Record Type: Non-Journal
Publication Date: 2006-Oct
Pages: 8
Abstractor: ERIC
Civic Engagement among 2-Year and 4-Year College Students. Fact Sheet
Lopez, Mark Hugo; Brown, Benjamin
Center for Information and Research on Civic Learning and Engagement (CIRCLE), University of Maryland
There is a strong link in the United States between education and political and civic participation, though little data exists focusing on the large group of Americans who study in community colleges, either finishing their education with associates' degrees or moving on to bachelor's degree programs. This fact sheet uses one relatively recent dataset to look closely at community college students. It uses the National Educational Longitudinal Study of 1988 (NELS:88). NELS:88 provides a nationally representative large sample of young people who were 8th graders in 1988 and followed up subsequently in 1990, 1992 (when they were high school seniors), 1994, and 2000 (at the age of 26). While this is not a recent dataset (young people in this data collection were in college in the mid 1990s), it does provide a detailed account of the post-secondary experiences of students. It offers information on three main forms of engagement: voting, volunteering, and following the news. Findings include: (1) Those who have attended 4-year institutions report higher levels of volunteering in both 1994 and 2000 than young people with other college experiences--Those with no college experience also reported volunteering, but at rates that are lower than either group that attended college; (2) Across all groups, there is a high-level self-reported voter registration that appears to be higher than that observed in the Census Bureau's Current Population Survey November Supplements in 1994 and 2000--Self-reported levels of voter registration may be inflated, but some differences are again evident across young people by the type of institution they attended; (3) Newspaper consumption, regardless of the post-secondary experience of a young person, is low--On average, 27 percent of young people reported that they read a newspaper or magazine daily in 2000. However, some significant differences in daily television news viewership are evident. Those with no college experience report the highest levels of daily television news watching in 2000, while those with the greatest level of college exposure report the lowest levels of television news viewership. (Contains 4 endnotes, 3 table, and 4 figures.) [This Fact Sheet was produced by CIRCLE (The Center for Information and Research on Civic Learning and Engagement).]
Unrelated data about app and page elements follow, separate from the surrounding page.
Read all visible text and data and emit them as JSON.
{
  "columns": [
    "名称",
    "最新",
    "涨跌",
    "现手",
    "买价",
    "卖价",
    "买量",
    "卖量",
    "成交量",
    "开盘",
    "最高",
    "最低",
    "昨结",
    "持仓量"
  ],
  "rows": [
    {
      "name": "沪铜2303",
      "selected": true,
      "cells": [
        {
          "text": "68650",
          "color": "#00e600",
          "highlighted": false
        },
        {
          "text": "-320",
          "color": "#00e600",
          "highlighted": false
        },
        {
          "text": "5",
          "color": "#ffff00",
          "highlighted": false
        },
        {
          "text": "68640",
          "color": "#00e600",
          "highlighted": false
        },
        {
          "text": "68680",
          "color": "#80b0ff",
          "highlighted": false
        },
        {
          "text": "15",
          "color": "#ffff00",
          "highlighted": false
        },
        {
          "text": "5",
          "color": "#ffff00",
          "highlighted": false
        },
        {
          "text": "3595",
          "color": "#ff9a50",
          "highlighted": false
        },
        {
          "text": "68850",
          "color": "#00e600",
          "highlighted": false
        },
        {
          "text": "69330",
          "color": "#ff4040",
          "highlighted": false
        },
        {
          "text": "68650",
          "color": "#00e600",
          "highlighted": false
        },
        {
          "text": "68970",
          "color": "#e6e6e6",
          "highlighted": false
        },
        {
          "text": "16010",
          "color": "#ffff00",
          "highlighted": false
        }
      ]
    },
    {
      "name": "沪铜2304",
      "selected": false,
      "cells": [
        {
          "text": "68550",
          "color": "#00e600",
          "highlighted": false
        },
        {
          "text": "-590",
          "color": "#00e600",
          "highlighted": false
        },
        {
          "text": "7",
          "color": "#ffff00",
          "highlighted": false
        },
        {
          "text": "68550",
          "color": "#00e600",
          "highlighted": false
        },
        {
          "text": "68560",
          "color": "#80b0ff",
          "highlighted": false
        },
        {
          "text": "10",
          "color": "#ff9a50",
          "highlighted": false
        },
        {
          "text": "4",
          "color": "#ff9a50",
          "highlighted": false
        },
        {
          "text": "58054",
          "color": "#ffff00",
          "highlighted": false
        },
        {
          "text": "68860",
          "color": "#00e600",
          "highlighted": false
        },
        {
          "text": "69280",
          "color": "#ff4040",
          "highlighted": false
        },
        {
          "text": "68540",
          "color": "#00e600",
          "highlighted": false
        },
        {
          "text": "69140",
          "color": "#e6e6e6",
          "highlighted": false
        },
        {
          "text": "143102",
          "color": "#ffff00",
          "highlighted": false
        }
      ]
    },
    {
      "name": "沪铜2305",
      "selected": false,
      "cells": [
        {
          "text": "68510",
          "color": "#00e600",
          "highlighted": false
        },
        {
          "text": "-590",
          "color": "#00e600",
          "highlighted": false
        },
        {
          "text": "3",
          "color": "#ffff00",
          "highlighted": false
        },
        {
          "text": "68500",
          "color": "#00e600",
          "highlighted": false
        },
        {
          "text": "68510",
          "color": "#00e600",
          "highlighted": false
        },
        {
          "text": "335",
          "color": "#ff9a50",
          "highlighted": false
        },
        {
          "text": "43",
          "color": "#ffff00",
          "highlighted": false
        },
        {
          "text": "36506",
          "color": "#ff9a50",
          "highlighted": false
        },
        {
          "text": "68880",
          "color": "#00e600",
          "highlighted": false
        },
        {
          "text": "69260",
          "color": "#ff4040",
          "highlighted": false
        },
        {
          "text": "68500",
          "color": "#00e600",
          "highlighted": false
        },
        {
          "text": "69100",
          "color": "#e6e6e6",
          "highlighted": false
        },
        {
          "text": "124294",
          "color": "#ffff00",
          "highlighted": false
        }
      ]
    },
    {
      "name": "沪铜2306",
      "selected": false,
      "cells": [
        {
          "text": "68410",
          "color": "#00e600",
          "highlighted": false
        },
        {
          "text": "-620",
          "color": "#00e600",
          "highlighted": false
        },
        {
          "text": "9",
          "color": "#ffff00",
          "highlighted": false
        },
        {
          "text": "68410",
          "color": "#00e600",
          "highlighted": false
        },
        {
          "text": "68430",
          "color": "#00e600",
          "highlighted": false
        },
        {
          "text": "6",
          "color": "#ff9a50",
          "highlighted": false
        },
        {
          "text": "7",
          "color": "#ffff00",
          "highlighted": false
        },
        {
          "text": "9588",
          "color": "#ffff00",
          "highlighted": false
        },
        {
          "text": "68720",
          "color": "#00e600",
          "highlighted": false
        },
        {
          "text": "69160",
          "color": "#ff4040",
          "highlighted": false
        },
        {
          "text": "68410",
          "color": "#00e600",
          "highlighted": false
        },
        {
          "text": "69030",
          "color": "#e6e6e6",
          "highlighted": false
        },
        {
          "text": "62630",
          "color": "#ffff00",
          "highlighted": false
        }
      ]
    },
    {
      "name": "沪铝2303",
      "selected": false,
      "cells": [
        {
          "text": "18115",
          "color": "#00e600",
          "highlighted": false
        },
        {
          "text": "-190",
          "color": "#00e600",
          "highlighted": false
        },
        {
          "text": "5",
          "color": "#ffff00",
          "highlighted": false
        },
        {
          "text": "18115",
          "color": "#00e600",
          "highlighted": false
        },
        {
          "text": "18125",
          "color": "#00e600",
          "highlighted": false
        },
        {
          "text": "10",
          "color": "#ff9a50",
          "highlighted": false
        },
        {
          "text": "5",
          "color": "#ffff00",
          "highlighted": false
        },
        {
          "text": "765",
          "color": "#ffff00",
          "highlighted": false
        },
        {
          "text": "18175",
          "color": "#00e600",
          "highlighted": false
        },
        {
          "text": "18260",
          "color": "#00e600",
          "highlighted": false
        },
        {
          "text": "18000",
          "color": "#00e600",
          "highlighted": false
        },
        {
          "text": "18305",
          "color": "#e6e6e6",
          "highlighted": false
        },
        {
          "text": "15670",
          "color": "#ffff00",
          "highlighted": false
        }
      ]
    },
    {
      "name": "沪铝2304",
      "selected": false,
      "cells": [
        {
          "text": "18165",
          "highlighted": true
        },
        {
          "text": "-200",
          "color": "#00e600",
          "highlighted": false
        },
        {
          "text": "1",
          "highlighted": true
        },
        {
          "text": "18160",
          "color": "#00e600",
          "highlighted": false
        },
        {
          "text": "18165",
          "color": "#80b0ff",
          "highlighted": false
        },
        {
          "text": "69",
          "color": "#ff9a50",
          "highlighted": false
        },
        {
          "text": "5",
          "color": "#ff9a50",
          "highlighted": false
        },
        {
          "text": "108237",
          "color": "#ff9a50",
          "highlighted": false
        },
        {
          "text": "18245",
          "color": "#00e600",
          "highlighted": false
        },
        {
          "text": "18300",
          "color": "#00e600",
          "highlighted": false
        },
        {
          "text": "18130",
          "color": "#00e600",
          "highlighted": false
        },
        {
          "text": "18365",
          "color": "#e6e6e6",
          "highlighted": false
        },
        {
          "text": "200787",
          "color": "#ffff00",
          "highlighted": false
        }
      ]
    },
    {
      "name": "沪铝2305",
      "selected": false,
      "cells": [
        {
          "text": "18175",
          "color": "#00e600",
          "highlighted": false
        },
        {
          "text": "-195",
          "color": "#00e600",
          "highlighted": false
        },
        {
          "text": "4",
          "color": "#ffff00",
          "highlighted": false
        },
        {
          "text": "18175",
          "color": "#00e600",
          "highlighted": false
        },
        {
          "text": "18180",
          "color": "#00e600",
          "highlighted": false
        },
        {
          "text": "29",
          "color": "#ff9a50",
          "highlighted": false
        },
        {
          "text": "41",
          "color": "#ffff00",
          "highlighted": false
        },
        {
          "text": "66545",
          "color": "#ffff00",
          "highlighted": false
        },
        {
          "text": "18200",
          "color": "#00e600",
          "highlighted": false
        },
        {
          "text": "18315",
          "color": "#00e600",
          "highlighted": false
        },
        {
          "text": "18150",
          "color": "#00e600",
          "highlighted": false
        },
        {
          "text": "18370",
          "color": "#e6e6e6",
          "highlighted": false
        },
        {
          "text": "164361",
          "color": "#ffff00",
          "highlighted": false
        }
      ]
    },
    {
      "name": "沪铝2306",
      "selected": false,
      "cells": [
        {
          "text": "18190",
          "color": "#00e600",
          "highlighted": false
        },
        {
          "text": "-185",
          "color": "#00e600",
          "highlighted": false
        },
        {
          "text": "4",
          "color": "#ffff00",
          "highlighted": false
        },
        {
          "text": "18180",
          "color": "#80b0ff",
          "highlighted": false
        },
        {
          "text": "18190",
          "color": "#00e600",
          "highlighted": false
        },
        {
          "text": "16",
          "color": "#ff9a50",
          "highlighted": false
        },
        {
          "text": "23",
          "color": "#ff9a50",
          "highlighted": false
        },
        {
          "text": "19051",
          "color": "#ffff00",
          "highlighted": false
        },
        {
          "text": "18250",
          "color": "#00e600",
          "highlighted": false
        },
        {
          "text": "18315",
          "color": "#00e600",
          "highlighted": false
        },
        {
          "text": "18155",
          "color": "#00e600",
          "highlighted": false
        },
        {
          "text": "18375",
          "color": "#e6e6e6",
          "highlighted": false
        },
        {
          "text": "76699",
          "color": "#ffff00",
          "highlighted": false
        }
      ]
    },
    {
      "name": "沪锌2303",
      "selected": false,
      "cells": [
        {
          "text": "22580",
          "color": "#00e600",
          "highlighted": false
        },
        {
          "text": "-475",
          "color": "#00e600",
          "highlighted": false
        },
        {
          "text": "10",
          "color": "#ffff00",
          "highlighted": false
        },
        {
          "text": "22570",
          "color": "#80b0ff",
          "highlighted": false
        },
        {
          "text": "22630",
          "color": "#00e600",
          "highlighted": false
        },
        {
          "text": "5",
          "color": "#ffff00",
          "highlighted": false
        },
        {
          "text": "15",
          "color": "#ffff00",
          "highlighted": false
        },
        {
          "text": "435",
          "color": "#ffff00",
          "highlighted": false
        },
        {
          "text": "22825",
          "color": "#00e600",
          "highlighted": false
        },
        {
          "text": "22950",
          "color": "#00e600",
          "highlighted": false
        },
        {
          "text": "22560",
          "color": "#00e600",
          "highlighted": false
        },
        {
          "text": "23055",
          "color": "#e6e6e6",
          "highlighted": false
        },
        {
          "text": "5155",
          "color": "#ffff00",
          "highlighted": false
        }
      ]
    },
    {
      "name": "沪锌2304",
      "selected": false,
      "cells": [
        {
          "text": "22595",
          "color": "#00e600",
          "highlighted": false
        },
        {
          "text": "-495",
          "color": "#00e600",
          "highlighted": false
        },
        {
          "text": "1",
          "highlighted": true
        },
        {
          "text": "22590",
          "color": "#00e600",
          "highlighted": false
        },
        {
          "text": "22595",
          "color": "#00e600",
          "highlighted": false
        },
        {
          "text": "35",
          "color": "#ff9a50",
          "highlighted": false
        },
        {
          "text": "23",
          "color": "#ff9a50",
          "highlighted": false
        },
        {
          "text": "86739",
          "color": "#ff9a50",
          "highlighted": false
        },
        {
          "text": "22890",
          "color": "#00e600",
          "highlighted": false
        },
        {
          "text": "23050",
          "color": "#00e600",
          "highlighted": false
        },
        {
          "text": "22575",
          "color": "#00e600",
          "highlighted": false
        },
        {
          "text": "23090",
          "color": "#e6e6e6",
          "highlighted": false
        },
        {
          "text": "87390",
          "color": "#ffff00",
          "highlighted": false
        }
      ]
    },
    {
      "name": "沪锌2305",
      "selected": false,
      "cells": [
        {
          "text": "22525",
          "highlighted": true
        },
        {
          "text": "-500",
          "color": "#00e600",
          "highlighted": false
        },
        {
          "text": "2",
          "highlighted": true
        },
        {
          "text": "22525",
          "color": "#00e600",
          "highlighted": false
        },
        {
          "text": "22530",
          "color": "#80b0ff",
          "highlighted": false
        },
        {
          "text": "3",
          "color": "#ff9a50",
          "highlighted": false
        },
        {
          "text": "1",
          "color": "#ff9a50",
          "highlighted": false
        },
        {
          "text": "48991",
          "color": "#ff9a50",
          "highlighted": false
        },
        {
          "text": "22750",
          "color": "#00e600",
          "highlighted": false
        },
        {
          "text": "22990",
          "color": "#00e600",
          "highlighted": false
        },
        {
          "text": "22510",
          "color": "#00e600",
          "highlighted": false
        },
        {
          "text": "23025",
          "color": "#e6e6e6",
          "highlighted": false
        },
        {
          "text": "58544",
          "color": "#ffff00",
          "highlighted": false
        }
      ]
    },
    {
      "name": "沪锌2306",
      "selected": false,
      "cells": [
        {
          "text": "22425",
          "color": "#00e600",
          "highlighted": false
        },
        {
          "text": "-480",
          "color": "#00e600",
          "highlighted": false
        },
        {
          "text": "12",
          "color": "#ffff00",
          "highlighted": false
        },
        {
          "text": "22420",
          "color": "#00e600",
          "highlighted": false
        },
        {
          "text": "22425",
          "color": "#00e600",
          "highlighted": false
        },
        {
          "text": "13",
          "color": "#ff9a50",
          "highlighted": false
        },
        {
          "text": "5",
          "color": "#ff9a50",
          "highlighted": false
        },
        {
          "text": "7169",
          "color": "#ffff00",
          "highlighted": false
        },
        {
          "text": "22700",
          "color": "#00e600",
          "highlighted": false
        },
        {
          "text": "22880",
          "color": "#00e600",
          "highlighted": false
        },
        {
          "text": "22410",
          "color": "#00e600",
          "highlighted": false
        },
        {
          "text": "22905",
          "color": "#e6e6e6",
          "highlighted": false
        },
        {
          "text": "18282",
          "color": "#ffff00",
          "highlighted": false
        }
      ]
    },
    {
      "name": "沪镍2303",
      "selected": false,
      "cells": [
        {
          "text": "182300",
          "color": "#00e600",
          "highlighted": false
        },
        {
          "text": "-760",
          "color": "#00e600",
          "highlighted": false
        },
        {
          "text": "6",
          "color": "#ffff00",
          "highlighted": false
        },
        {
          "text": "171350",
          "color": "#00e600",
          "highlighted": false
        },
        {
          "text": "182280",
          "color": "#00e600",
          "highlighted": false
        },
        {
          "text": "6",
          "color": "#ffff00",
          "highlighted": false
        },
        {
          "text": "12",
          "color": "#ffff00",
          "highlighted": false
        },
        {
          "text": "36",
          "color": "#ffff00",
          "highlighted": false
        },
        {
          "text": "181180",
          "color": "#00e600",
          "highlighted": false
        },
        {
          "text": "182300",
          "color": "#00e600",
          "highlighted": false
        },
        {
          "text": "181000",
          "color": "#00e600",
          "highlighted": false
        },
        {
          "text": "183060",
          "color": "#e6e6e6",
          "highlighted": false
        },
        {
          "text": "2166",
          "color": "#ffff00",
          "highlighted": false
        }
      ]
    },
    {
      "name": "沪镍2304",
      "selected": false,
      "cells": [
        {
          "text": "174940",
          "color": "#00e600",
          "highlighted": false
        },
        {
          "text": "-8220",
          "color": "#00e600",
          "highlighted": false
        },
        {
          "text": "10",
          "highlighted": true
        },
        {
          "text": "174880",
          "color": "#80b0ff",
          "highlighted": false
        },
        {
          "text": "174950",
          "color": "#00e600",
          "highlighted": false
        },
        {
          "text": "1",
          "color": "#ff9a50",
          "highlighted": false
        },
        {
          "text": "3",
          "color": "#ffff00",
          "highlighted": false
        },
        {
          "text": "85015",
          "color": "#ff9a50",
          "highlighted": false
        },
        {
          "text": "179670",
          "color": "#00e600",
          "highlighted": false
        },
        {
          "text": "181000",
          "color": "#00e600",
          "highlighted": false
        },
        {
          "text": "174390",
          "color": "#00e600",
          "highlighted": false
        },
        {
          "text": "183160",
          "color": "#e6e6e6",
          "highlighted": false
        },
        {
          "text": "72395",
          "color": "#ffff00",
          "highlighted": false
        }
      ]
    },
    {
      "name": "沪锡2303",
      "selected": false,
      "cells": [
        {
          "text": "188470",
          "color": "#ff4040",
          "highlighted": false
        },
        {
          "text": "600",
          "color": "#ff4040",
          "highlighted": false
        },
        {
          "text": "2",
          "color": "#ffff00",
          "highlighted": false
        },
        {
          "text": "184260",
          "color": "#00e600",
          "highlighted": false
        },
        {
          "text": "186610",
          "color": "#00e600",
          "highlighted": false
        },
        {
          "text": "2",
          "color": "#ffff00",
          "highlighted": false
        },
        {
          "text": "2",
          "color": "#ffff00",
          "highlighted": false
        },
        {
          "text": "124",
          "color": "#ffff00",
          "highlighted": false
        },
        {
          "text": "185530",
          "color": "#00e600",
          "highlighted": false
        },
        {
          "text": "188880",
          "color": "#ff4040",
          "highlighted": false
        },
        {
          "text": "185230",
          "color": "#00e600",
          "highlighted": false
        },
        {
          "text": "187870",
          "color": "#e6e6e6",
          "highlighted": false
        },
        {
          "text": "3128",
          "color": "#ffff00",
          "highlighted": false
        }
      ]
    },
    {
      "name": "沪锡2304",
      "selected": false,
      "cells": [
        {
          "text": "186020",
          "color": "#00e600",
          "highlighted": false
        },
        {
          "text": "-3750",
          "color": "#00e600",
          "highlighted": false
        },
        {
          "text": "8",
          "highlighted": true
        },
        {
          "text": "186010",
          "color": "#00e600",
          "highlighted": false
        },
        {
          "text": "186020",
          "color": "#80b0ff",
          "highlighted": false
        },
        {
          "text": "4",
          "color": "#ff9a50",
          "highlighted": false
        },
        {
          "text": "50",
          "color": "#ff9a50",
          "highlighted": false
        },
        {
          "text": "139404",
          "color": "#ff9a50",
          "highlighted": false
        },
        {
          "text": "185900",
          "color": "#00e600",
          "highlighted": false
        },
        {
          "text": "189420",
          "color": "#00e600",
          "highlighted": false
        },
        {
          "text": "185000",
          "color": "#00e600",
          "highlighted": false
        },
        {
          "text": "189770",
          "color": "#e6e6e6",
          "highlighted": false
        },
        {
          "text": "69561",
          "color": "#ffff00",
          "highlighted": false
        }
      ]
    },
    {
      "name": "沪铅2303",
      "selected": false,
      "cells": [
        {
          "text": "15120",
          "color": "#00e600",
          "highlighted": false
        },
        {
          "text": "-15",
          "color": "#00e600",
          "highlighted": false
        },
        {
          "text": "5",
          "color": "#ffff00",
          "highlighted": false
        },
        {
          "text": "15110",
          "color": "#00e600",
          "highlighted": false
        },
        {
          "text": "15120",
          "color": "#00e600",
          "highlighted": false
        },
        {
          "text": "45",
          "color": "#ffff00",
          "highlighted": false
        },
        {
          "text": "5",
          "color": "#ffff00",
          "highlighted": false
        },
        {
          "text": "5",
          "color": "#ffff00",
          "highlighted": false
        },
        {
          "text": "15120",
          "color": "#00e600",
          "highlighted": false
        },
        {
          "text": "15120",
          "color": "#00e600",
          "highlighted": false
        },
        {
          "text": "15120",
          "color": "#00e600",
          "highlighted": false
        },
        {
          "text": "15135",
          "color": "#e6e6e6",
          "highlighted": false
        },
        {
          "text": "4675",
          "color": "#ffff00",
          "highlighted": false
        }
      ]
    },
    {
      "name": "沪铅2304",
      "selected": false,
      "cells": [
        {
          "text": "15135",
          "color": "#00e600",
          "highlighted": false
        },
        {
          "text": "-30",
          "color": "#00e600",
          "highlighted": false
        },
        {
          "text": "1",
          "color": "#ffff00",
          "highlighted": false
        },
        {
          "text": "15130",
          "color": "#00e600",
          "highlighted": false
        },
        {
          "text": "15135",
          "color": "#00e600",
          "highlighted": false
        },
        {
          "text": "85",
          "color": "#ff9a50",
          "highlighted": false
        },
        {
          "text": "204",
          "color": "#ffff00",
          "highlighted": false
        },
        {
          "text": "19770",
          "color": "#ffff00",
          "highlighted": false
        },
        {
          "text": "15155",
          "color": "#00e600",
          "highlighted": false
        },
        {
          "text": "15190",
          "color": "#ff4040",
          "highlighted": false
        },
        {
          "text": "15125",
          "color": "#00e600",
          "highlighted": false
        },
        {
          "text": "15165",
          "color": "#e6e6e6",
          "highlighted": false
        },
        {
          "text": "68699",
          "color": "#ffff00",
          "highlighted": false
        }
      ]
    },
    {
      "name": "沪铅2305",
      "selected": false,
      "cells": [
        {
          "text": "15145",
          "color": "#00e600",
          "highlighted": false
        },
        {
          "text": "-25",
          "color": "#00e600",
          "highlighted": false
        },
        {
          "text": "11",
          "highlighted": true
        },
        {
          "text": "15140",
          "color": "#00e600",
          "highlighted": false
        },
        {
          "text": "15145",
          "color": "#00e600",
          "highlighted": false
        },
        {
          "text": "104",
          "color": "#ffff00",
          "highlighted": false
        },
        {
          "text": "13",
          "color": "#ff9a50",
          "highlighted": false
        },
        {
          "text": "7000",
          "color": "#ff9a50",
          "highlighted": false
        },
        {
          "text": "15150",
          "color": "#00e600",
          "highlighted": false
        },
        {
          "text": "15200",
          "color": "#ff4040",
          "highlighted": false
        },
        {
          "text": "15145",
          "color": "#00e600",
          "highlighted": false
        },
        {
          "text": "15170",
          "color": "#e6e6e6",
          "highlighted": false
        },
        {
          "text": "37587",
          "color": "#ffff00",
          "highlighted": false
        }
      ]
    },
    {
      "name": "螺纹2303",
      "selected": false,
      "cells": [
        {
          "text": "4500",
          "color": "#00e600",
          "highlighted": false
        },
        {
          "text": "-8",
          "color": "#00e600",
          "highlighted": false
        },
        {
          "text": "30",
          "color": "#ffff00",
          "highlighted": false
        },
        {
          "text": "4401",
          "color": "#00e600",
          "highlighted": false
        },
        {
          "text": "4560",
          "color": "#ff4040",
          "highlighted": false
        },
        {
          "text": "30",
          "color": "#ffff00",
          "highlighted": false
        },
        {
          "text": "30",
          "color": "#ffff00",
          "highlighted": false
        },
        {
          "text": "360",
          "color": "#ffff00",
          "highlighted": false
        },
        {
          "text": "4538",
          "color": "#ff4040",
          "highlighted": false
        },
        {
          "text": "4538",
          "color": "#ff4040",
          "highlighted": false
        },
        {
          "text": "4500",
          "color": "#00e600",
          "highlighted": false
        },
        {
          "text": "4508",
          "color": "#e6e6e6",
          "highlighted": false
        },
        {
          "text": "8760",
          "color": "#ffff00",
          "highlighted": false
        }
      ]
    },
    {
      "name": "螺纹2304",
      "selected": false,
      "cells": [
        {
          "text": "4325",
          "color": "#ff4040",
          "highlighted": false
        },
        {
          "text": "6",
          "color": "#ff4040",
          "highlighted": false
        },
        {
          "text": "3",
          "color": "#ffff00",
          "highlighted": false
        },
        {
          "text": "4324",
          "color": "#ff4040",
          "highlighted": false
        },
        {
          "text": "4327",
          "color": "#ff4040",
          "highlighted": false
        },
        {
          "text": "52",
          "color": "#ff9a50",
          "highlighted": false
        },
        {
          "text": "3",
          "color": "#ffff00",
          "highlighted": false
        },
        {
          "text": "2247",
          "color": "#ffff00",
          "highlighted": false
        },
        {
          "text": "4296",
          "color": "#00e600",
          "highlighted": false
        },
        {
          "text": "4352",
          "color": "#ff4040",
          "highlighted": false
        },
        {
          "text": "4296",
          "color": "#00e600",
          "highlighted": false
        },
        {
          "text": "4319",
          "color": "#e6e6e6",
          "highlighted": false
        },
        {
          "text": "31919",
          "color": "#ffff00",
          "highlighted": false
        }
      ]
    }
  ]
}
The Center for Information and Research on Civic Learning and Engagement (CIRCLE). University of Maryland, School of Public Policy, 2101 Van Munching Hall, College Park, MD 20742. Tel: 301-405-2790; Web site:
Publication Type: Numerical/Quantitative Data; Reports - Research
Education Level: Higher Education; Two Year Colleges
Audience: N/A
Language: English
Sponsor: N/A
Authoring Institution: N/A
Grant or Contract Numbers: N/A